#### What is expected:
Copy out each line of the entries where the word "Song" is present.

#### Data to examine:
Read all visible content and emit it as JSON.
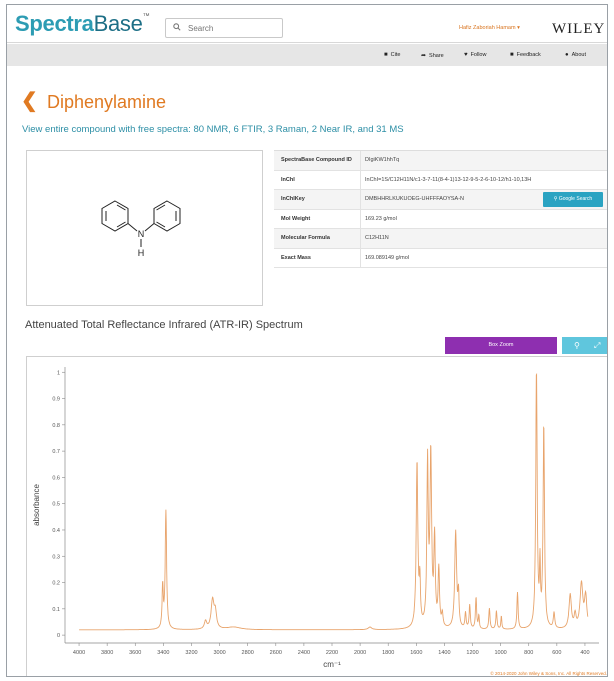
{
  "header": {
    "logo_part1": "Spectra",
    "logo_part2": "Base",
    "logo_tm": "™",
    "search_placeholder": "Search",
    "user_label": "Hafiz Zaboriah Hamam ▾",
    "publisher": "WILEY"
  },
  "actions": [
    {
      "icon": "bookmark-icon",
      "glyph": "■",
      "label": "Cite"
    },
    {
      "icon": "share-icon",
      "glyph": "➦",
      "label": "Share"
    },
    {
      "icon": "heart-icon",
      "glyph": "♥",
      "label": "Follow"
    },
    {
      "icon": "comment-icon",
      "glyph": "■",
      "label": "Feedback"
    },
    {
      "icon": "question-icon",
      "glyph": "●",
      "label": "About"
    }
  ],
  "compound": {
    "back_glyph": "❮",
    "name": "Diphenylamine",
    "spectra_summary": "View entire compound with free spectra: 80 NMR, 6 FTIR, 3 Raman, 2 Near IR, and 31 MS",
    "structure_labels": {
      "n": "N",
      "h": "H"
    }
  },
  "properties": [
    {
      "key": "SpectraBase Compound ID",
      "value": "DIgiKW1hhTq"
    },
    {
      "key": "InChI",
      "value": "InChI=1S/C12H11N/c1-3-7-11(8-4-1)13-12-9-5-2-6-10-12/h1-10,13H"
    },
    {
      "key": "InChIKey",
      "value": "DMBHHRLKUKUOEG-UHFFFAOYSA-N"
    },
    {
      "key": "Mol Weight",
      "value": "169.23 g/mol"
    },
    {
      "key": "Molecular Formula",
      "value": "C12H11N"
    },
    {
      "key": "Exact Mass",
      "value": "169.089149 g/mol"
    }
  ],
  "google_search_label": "Google Search",
  "spectrum": {
    "title": "Attenuated Total Reflectance Infrared (ATR-IR) Spectrum",
    "box_zoom_label": "Box Zoom",
    "copyright": "© 2014-2020 John Wiley & Sons, Inc. All Rights Reserved."
  },
  "colors": {
    "accent": "#e07a22",
    "teal": "#2d8fa6",
    "purple": "#8e2fb0",
    "line": "#e8a46c"
  },
  "chart_data": {
    "type": "line",
    "xlabel": "cm⁻¹",
    "ylabel": "absorbance",
    "xlim": [
      4100,
      300
    ],
    "ylim": [
      -0.03,
      1.02
    ],
    "x_ticks": [
      4000,
      3800,
      3600,
      3400,
      3200,
      3000,
      2800,
      2600,
      2400,
      2200,
      2000,
      1800,
      1600,
      1400,
      1200,
      1000,
      800,
      600,
      400
    ],
    "y_ticks": [
      0,
      0.1,
      0.2,
      0.3,
      0.4,
      0.5,
      0.6,
      0.7,
      0.8,
      0.9,
      1
    ],
    "y_tick_labels": [
      "0",
      "0.1",
      "0.2",
      "0.3",
      "0.4",
      "0.5",
      "0.6",
      "0.7",
      "0.8",
      "0.9",
      "1"
    ],
    "baseline": 0.02,
    "peaks": [
      [
        3405,
        0.16,
        5
      ],
      [
        3382,
        0.45,
        6
      ],
      [
        3050,
        0.11,
        12
      ],
      [
        3030,
        0.06,
        10
      ],
      [
        3100,
        0.03,
        10
      ],
      [
        2900,
        0.01,
        60
      ],
      [
        1930,
        0.01,
        15
      ],
      [
        1595,
        0.63,
        7
      ],
      [
        1575,
        0.16,
        5
      ],
      [
        1520,
        0.62,
        6
      ],
      [
        1497,
        0.65,
        7
      ],
      [
        1470,
        0.33,
        6
      ],
      [
        1440,
        0.22,
        6
      ],
      [
        1415,
        0.05,
        6
      ],
      [
        1320,
        0.37,
        8
      ],
      [
        1300,
        0.12,
        5
      ],
      [
        1250,
        0.06,
        5
      ],
      [
        1220,
        0.09,
        5
      ],
      [
        1175,
        0.12,
        5
      ],
      [
        1155,
        0.05,
        4
      ],
      [
        1080,
        0.08,
        5
      ],
      [
        1030,
        0.07,
        5
      ],
      [
        995,
        0.05,
        4
      ],
      [
        880,
        0.14,
        5
      ],
      [
        745,
        0.98,
        6
      ],
      [
        720,
        0.22,
        4
      ],
      [
        693,
        0.77,
        6
      ],
      [
        620,
        0.06,
        6
      ],
      [
        505,
        0.13,
        10
      ],
      [
        470,
        0.05,
        8
      ],
      [
        425,
        0.17,
        12
      ],
      [
        395,
        0.12,
        10
      ]
    ]
  }
}
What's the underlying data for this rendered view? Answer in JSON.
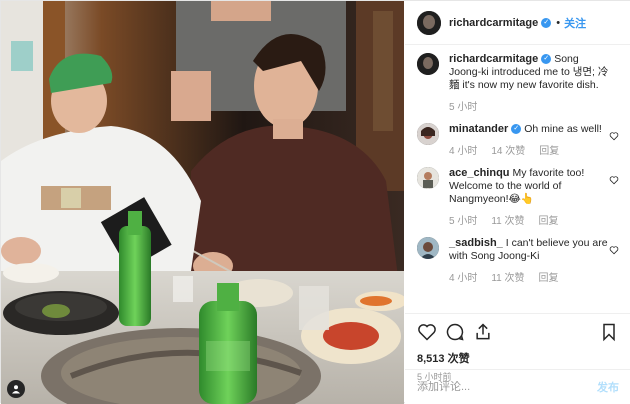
{
  "post": {
    "author": "richardcarmitage",
    "follow_label": "关注",
    "more_label": "•",
    "comments": [
      {
        "user": "richardcarmitage",
        "verified": true,
        "text": "Song Joong-ki introduced me to 냉면; 冷麵 it's now my new favorite dish.",
        "time": "5 小时",
        "likes": "",
        "reply": ""
      },
      {
        "user": "minatander",
        "verified": true,
        "text": "Oh mine as well!",
        "time": "4 小时",
        "likes": "14 次赞",
        "reply": "回复"
      },
      {
        "user": "ace_chinqu",
        "verified": false,
        "text": "My favorite too! Welcome to the world of Nangmyeon!😂👆",
        "time": "5 小时",
        "likes": "11 次赞",
        "reply": "回复"
      },
      {
        "user": "_sadbish_",
        "verified": false,
        "text": "I can't believe you are with Song Joong-Ki",
        "time": "4 小时",
        "likes": "11 次赞",
        "reply": "回复"
      }
    ],
    "likes_count": "8,513 次赞",
    "posted_time": "5 小时前",
    "add_comment_placeholder": "添加评论...",
    "post_button": "发布"
  },
  "colors": {
    "accent": "#3897f0",
    "muted": "#999999",
    "post_disabled": "#b2dffc"
  },
  "icons": [
    "heart-icon",
    "comment-icon",
    "share-icon",
    "bookmark-icon",
    "verified-badge-icon",
    "user-tag-icon"
  ]
}
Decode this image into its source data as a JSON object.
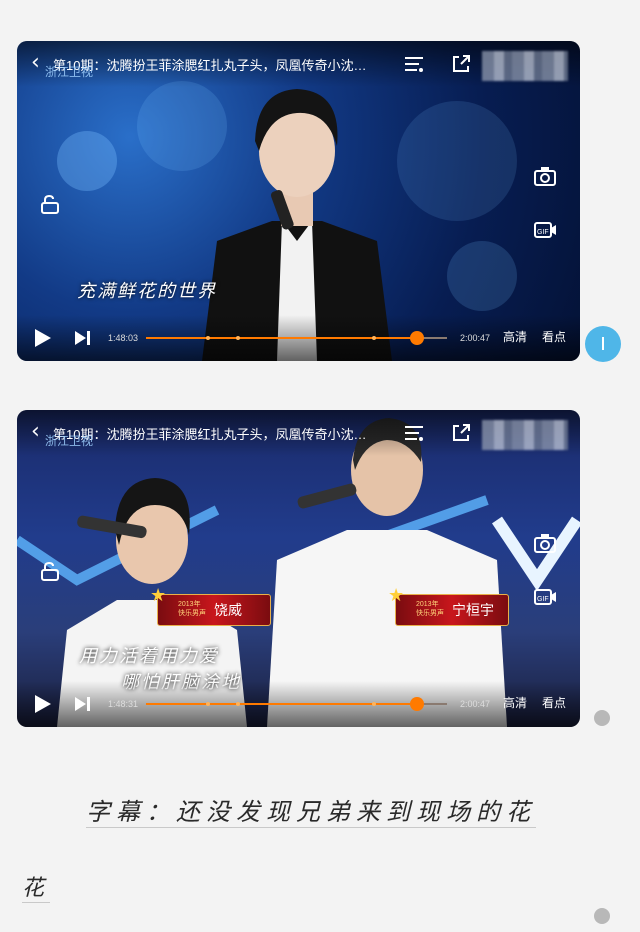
{
  "players": [
    {
      "title": "第10期：沈腾扮王菲涂腮红扎丸子头，凤凰传奇小沈…",
      "logo_text": "浙江卫视",
      "subtitle": "充满鲜花的世界",
      "current_time": "1:48:03",
      "total_time": "2:00:47",
      "quality_label": "高清",
      "highlights_label": "看点",
      "progress": 0.9
    },
    {
      "title": "第10期：沈腾扮王菲涂腮红扎丸子头，凤凰传奇小沈…",
      "logo_text": "浙江卫视",
      "subtitle_line1": "用力活着用力爱",
      "subtitle_line2": "哪怕肝脑涂地",
      "current_time": "1:48:31",
      "total_time": "2:00:47",
      "quality_label": "高清",
      "highlights_label": "看点",
      "progress": 0.9,
      "badges": [
        {
          "small": "2013年\n快乐男声",
          "name": "饶威"
        },
        {
          "small": "2013年\n快乐男声",
          "name": "宁桓宇"
        }
      ]
    }
  ],
  "caption": {
    "line1": "字幕：还没发现兄弟来到现场的花",
    "line2": "花"
  },
  "colors": {
    "accent": "#ff7a00",
    "chat_bubble": "#4fb6e8"
  }
}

#### Task answer:
        "text": "Song Joong-ki introduced me to 냉면; 冷麵 it's now my new favorite dish.",
        "text": "I can't believe you are with Song Joong-Ki",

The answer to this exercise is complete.